## HOW TO COMPLETE THIS TASK
Write out the records again exactly and exclude the pictures.

(Records from a dataset)
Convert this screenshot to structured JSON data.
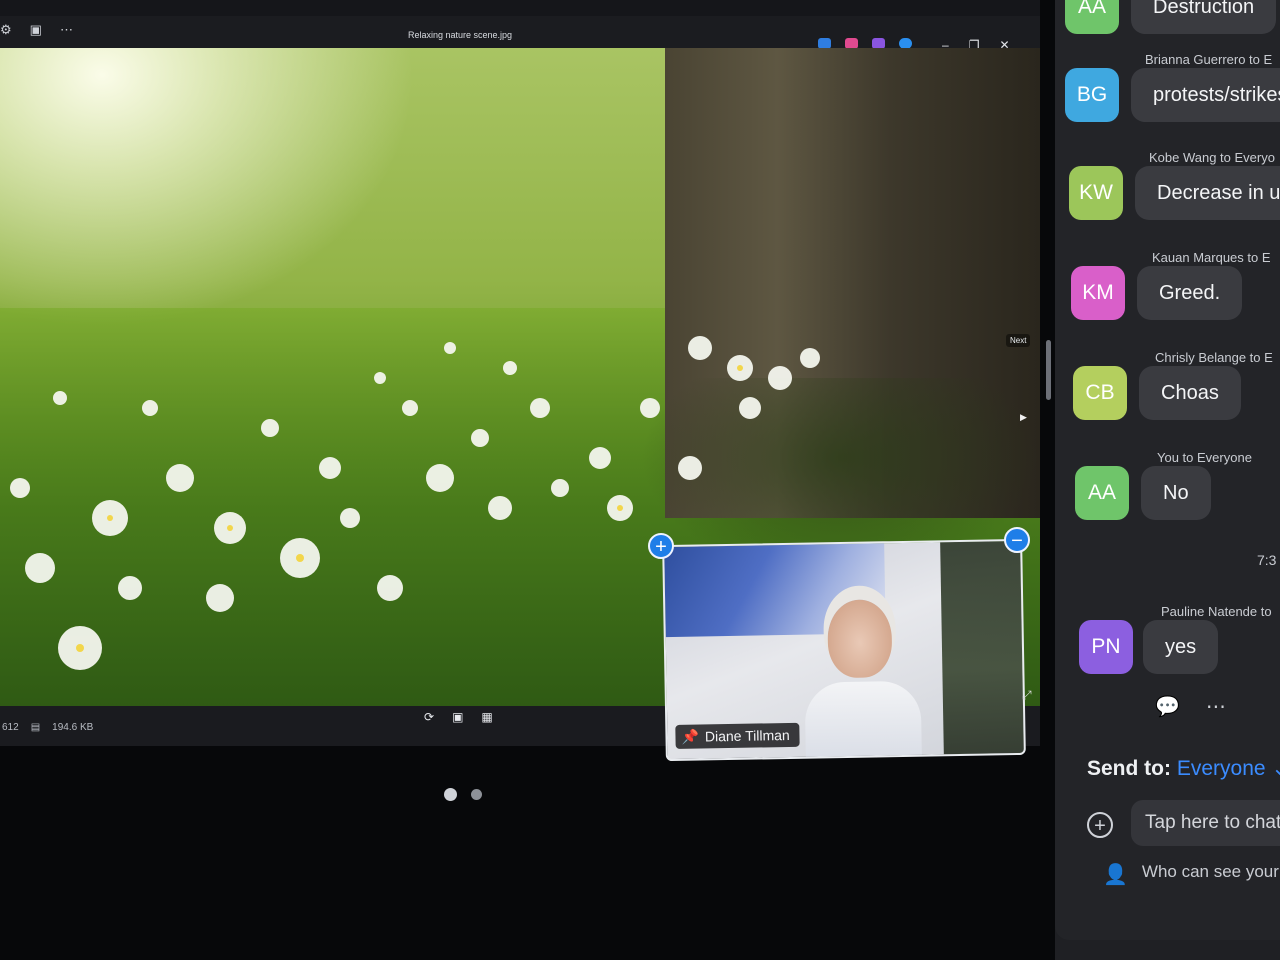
{
  "viewer": {
    "title": "Relaxing nature scene.jpg",
    "toolbar_left_icons": [
      "gallery-icon",
      "slideshow-icon",
      "more-icon"
    ],
    "app_icons": [
      "edit-icon",
      "paint-icon",
      "designer-icon",
      "onedrive-icon"
    ],
    "window_controls": [
      "minimize-icon",
      "restore-icon",
      "close-icon"
    ],
    "next_hint": "Next",
    "status": {
      "dimensions_partial": "612",
      "file_size": "194.6 KB"
    },
    "status_tools": [
      "rotate-icon",
      "fit-icon",
      "zoom-icon"
    ],
    "pager_active": 1,
    "pager_count": 2
  },
  "video": {
    "participant_name": "Diane Tillman"
  },
  "chat": {
    "messages": [
      {
        "header": "",
        "initials": "AA",
        "color": "#6fc56a",
        "text": "Destruction"
      },
      {
        "header": "Brianna Guerrero to E",
        "initials": "BG",
        "color": "#3fa8e0",
        "text": "protests/strikes"
      },
      {
        "header": "Kobe Wang to Everyo",
        "initials": "KW",
        "color": "#9cc65a",
        "text": "Decrease in un"
      },
      {
        "header": "Kauan Marques to E",
        "initials": "KM",
        "color": "#d95fc9",
        "text": "Greed."
      },
      {
        "header": "Chrisly Belange to E",
        "initials": "CB",
        "color": "#b4cf5e",
        "text": "Choas"
      },
      {
        "header": "You to Everyone",
        "initials": "AA",
        "color": "#6fc56a",
        "text": "No"
      }
    ],
    "time": "7:3",
    "last_message": {
      "header": "Pauline Natende to",
      "initials": "PN",
      "color": "#8c5fe0",
      "text": "yes"
    },
    "send_to_label": "Send to:",
    "send_to_value": "Everyone",
    "composer_placeholder": "Tap here to chat",
    "visibility_hint": "Who can see your"
  },
  "colors": {
    "accent_blue": "#1e7ee8",
    "chat_bg": "#232428",
    "bubble_bg": "#3a3b40"
  }
}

## RESPONSE FOR THIS EXERCISE
Convert this screenshot to structured JSON data.
{
  "viewer": {
    "title": "Relaxing nature scene.jpg",
    "toolbar_left_icons": [
      "gallery-icon",
      "slideshow-icon",
      "more-icon"
    ],
    "app_icons": [
      "edit-icon",
      "paint-icon",
      "designer-icon",
      "onedrive-icon"
    ],
    "window_controls": [
      "minimize-icon",
      "restore-icon",
      "close-icon"
    ],
    "next_hint": "Next",
    "status": {
      "dimensions_partial": "612",
      "file_size": "194.6 KB"
    },
    "status_tools": [
      "rotate-icon",
      "fit-icon",
      "zoom-icon"
    ],
    "pager_active": 1,
    "pager_count": 2
  },
  "video": {
    "participant_name": "Diane Tillman"
  },
  "chat": {
    "messages": [
      {
        "header": "",
        "initials": "AA",
        "color": "#6fc56a",
        "text": "Destruction"
      },
      {
        "header": "Brianna Guerrero to E",
        "initials": "BG",
        "color": "#3fa8e0",
        "text": "protests/strikes"
      },
      {
        "header": "Kobe Wang to Everyo",
        "initials": "KW",
        "color": "#9cc65a",
        "text": "Decrease in un"
      },
      {
        "header": "Kauan Marques to E",
        "initials": "KM",
        "color": "#d95fc9",
        "text": "Greed."
      },
      {
        "header": "Chrisly Belange to E",
        "initials": "CB",
        "color": "#b4cf5e",
        "text": "Choas"
      },
      {
        "header": "You to Everyone",
        "initials": "AA",
        "color": "#6fc56a",
        "text": "No"
      }
    ],
    "time": "7:3",
    "last_message": {
      "header": "Pauline Natende to",
      "initials": "PN",
      "color": "#8c5fe0",
      "text": "yes"
    },
    "send_to_label": "Send to:",
    "send_to_value": "Everyone",
    "composer_placeholder": "Tap here to chat",
    "visibility_hint": "Who can see your"
  },
  "colors": {
    "accent_blue": "#1e7ee8",
    "chat_bg": "#232428",
    "bubble_bg": "#3a3b40"
  }
}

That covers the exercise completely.